» **Problem description**: Lines containing the word "entries" are the ones to copy from the records below.

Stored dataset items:
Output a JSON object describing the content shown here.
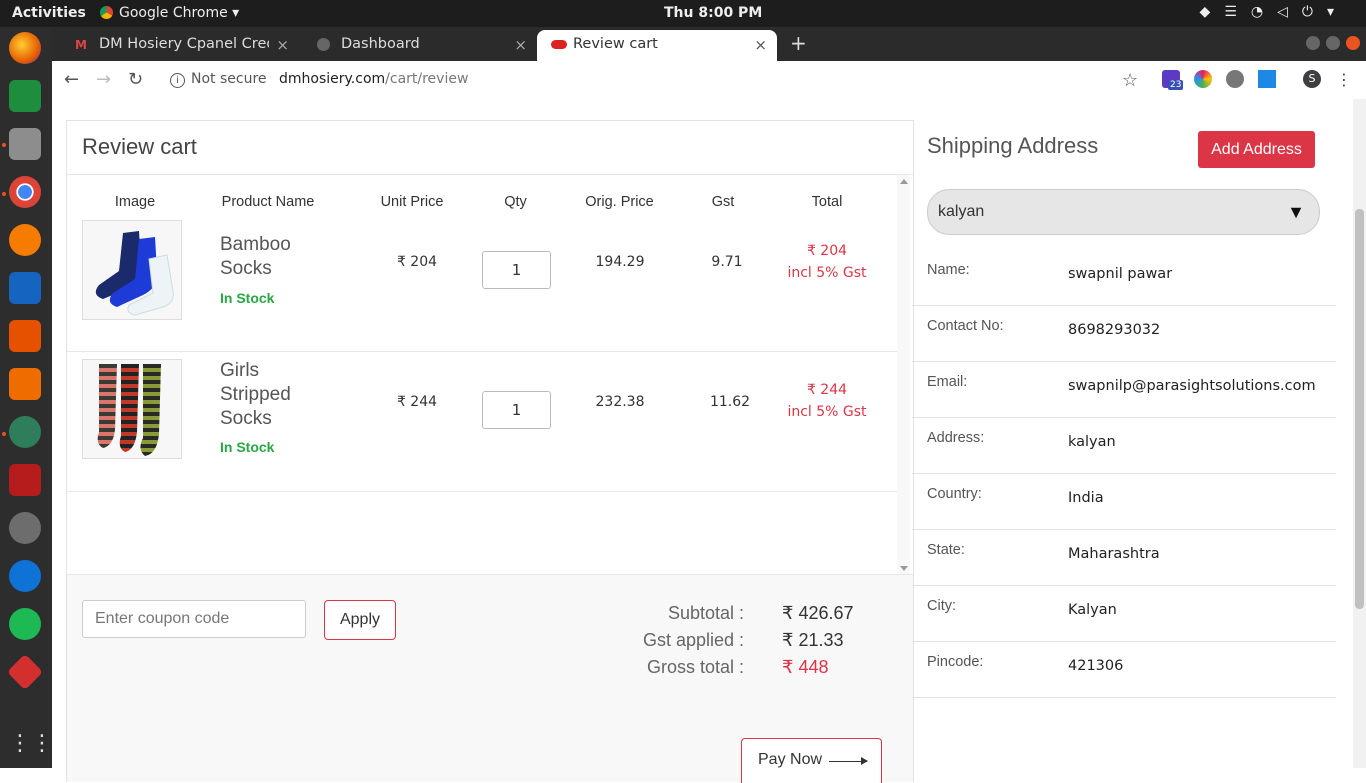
{
  "topbar": {
    "activities": "Activities",
    "app_name": "Google Chrome ▾",
    "clock": "Thu  8:00 PM"
  },
  "tabs": [
    {
      "label": "DM Hosiery Cpanel Crede",
      "close": "×"
    },
    {
      "label": "Dashboard",
      "close": "×"
    },
    {
      "label": "Review cart",
      "close": "×"
    }
  ],
  "addressbar": {
    "security": "Not secure",
    "domain": "dmhosiery.com",
    "path": "/cart/review"
  },
  "extensions": {
    "badge": "23",
    "profile": "S"
  },
  "cart": {
    "title": "Review cart",
    "headers": [
      "Image",
      "Product Name",
      "Unit Price",
      "Qty",
      "Orig. Price",
      "Gst",
      "Total"
    ],
    "items": [
      {
        "name": "Bamboo Socks",
        "stock": "In Stock",
        "unit_price": "₹ 204",
        "qty": "1",
        "orig_price": "194.29",
        "gst": "9.71",
        "total": "₹ 204",
        "total_note": "incl 5% Gst"
      },
      {
        "name": "Girls Stripped Socks",
        "stock": "In Stock",
        "unit_price": "₹ 244",
        "qty": "1",
        "orig_price": "232.38",
        "gst": "11.62",
        "total": "₹ 244",
        "total_note": "incl 5% Gst"
      }
    ]
  },
  "summary": {
    "coupon_placeholder": "Enter coupon code",
    "apply_label": "Apply",
    "subtotal_label": "Subtotal :",
    "subtotal_value": "₹ 426.67",
    "gst_label": "Gst applied :",
    "gst_value": "₹ 21.33",
    "gross_label": "Gross total :",
    "gross_value": "₹ 448",
    "pay_label": "Pay Now"
  },
  "shipping": {
    "title": "Shipping Address",
    "add_label": "Add Address",
    "selected": "kalyan",
    "fields": [
      {
        "label": "Name:",
        "value": "swapnil pawar"
      },
      {
        "label": "Contact No:",
        "value": "8698293032"
      },
      {
        "label": "Email:",
        "value": "swapnilp@parasightsolutions.com"
      },
      {
        "label": "Address:",
        "value": "kalyan"
      },
      {
        "label": "Country:",
        "value": "India"
      },
      {
        "label": "State:",
        "value": "Maharashtra"
      },
      {
        "label": "City:",
        "value": "Kalyan"
      },
      {
        "label": "Pincode:",
        "value": "421306"
      }
    ]
  },
  "colors": {
    "accent": "#dc3545",
    "in_stock": "#28a745"
  }
}
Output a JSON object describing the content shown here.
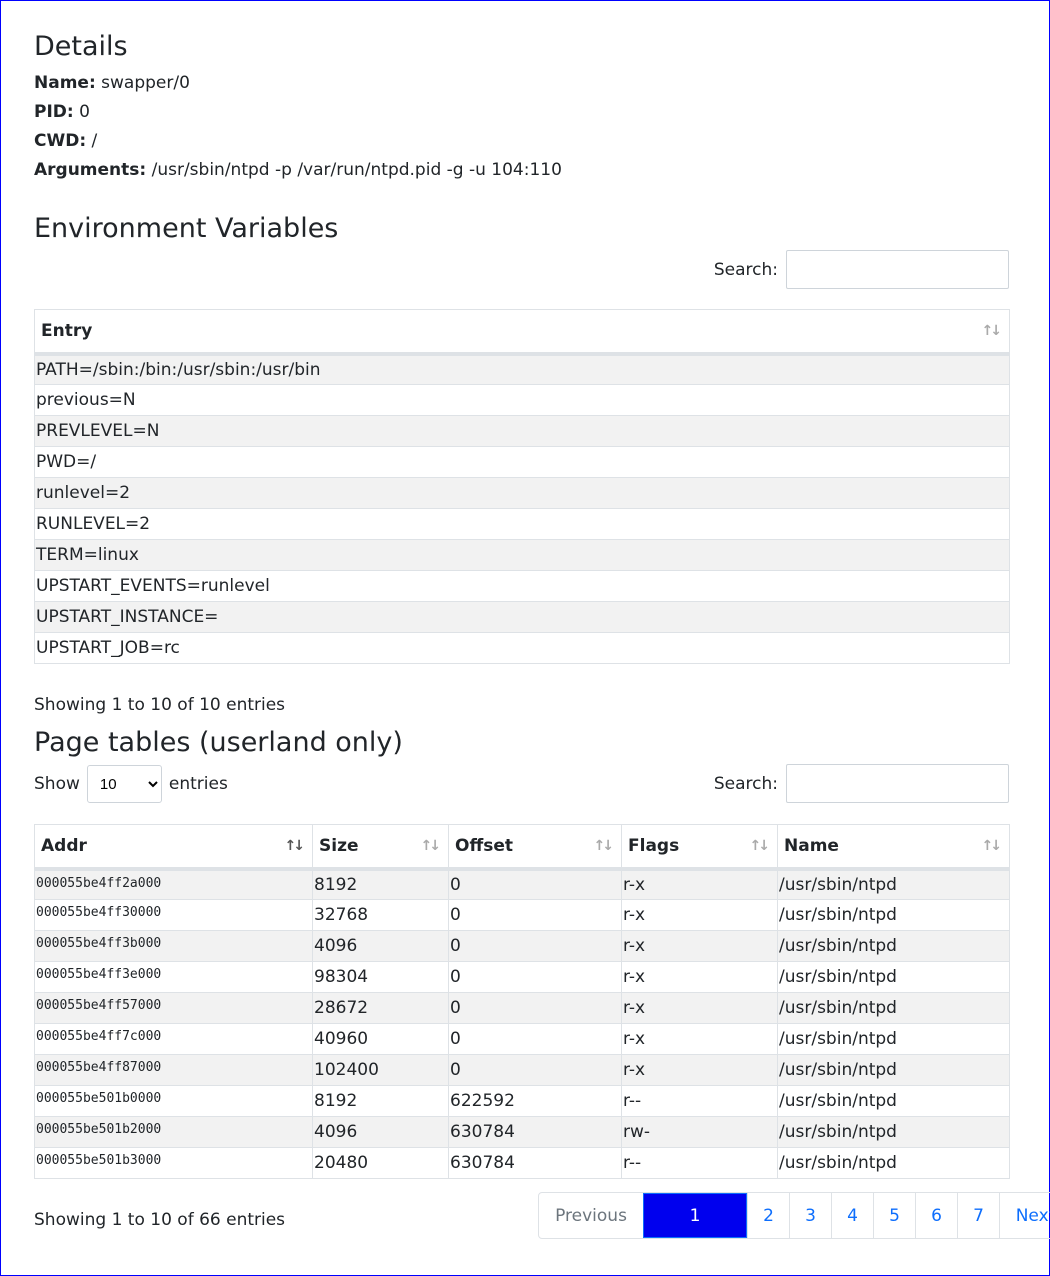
{
  "details": {
    "title": "Details",
    "name_label": "Name:",
    "name": "swapper/0",
    "pid_label": "PID:",
    "pid": "0",
    "cwd_label": "CWD:",
    "cwd": "/",
    "args_label": "Arguments:",
    "args": "/usr/sbin/ntpd -p /var/run/ntpd.pid -g -u 104:110"
  },
  "env": {
    "title": "Environment Variables",
    "search_label": "Search:",
    "search_value": "",
    "column": "Entry",
    "rows": [
      "PATH=/sbin:/bin:/usr/sbin:/usr/bin",
      "previous=N",
      "PREVLEVEL=N",
      "PWD=/",
      "runlevel=2",
      "RUNLEVEL=2",
      "TERM=linux",
      "UPSTART_EVENTS=runlevel",
      "UPSTART_INSTANCE=",
      "UPSTART_JOB=rc"
    ],
    "info": "Showing 1 to 10 of 10 entries"
  },
  "pages": {
    "title": "Page tables (userland only)",
    "show_label": "Show",
    "show_value": "10",
    "entries_label": "entries",
    "search_label": "Search:",
    "search_value": "",
    "columns": [
      "Addr",
      "Size",
      "Offset",
      "Flags",
      "Name"
    ],
    "rows": [
      [
        "000055be4ff2a000",
        "8192",
        "0",
        "r-x",
        "/usr/sbin/ntpd"
      ],
      [
        "000055be4ff30000",
        "32768",
        "0",
        "r-x",
        "/usr/sbin/ntpd"
      ],
      [
        "000055be4ff3b000",
        "4096",
        "0",
        "r-x",
        "/usr/sbin/ntpd"
      ],
      [
        "000055be4ff3e000",
        "98304",
        "0",
        "r-x",
        "/usr/sbin/ntpd"
      ],
      [
        "000055be4ff57000",
        "28672",
        "0",
        "r-x",
        "/usr/sbin/ntpd"
      ],
      [
        "000055be4ff7c000",
        "40960",
        "0",
        "r-x",
        "/usr/sbin/ntpd"
      ],
      [
        "000055be4ff87000",
        "102400",
        "0",
        "r-x",
        "/usr/sbin/ntpd"
      ],
      [
        "000055be501b0000",
        "8192",
        "622592",
        "r--",
        "/usr/sbin/ntpd"
      ],
      [
        "000055be501b2000",
        "4096",
        "630784",
        "rw-",
        "/usr/sbin/ntpd"
      ],
      [
        "000055be501b3000",
        "20480",
        "630784",
        "r--",
        "/usr/sbin/ntpd"
      ]
    ],
    "info": "Showing 1 to 10 of 66 entries",
    "pagination": {
      "previous": "Previous",
      "pages": [
        "1",
        "2",
        "3",
        "4",
        "5",
        "6",
        "7"
      ],
      "current": "1",
      "next": "Next"
    }
  },
  "colors": {
    "active_page": "#0000ee",
    "link": "#0d6efd",
    "stripe": "#f2f2f2"
  }
}
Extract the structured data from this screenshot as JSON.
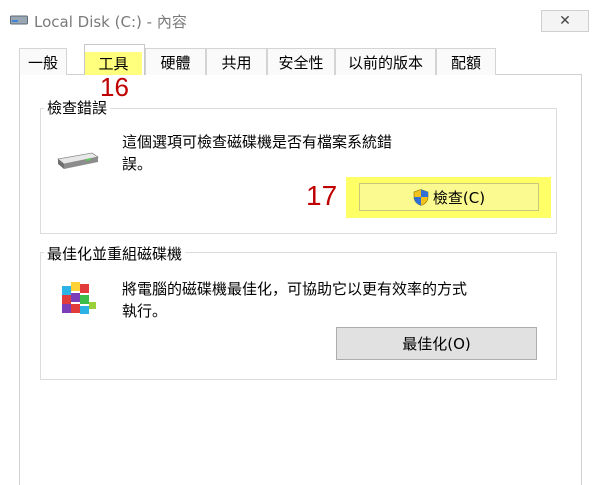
{
  "window": {
    "title": "Local Disk (C:) - 內容",
    "close_glyph": "✕"
  },
  "tabs": [
    {
      "label": "一般"
    },
    {
      "label": "工具"
    },
    {
      "label": "硬體"
    },
    {
      "label": "共用"
    },
    {
      "label": "安全性"
    },
    {
      "label": "以前的版本"
    },
    {
      "label": "配額"
    }
  ],
  "active_tab": "工具",
  "annotations": {
    "tab_step": "16",
    "button_step": "17"
  },
  "error_checking": {
    "title": "檢查錯誤",
    "desc_line1": "這個選項可檢查磁碟機是否有檔案系統錯",
    "desc_line2": "誤。",
    "button_label": "檢查(C)",
    "icon": "drive-icon"
  },
  "optimize": {
    "title": "最佳化並重組磁碟機",
    "desc_line1": "將電腦的磁碟機最佳化，可協助它以更有效率的方式",
    "desc_line2": "執行。",
    "button_label": "最佳化(O)",
    "icon": "defrag-icon"
  },
  "colors": {
    "highlight": "#ffff66",
    "annotation": "#c00000"
  }
}
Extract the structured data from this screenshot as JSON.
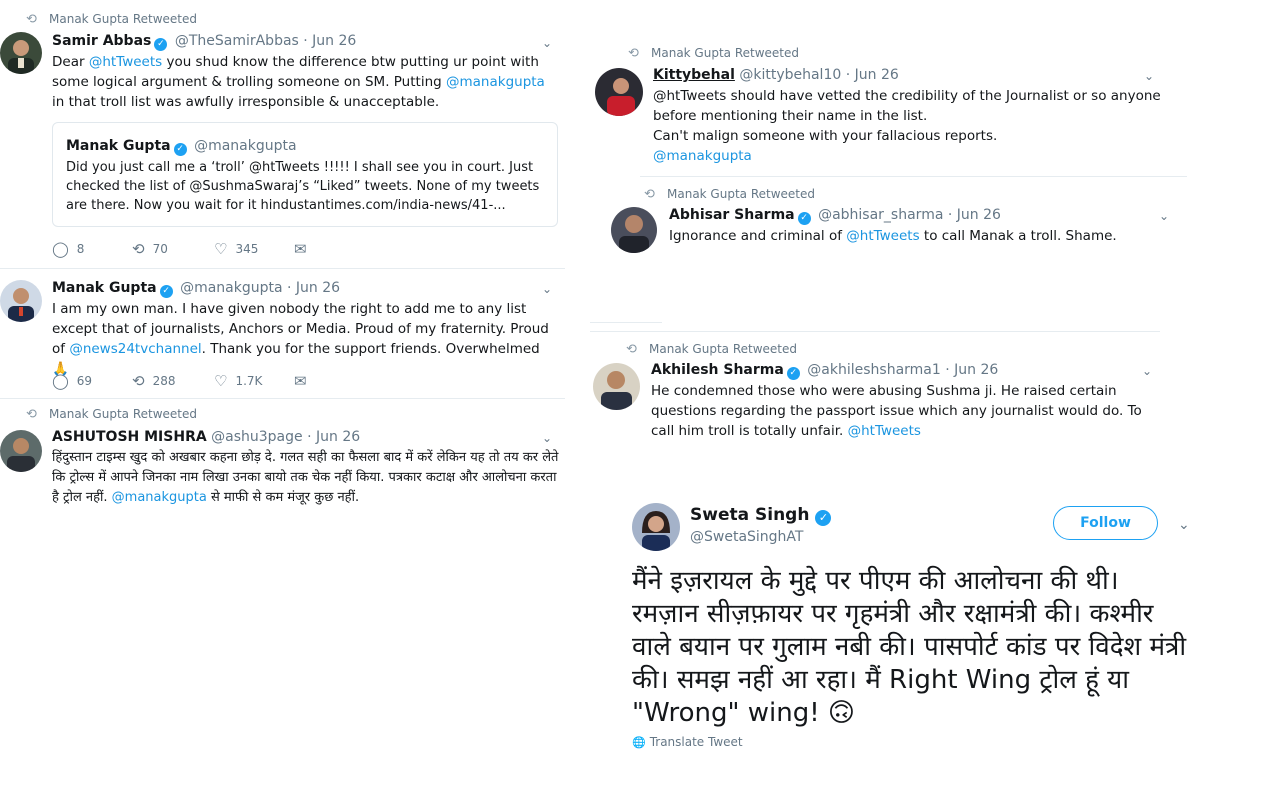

» **Solution for this task**:
    "info": "Showing 1 to 10 of 10 entries"
    "entries_label": "entries",
    "info": "Showing 1 to 10 of 66 entries",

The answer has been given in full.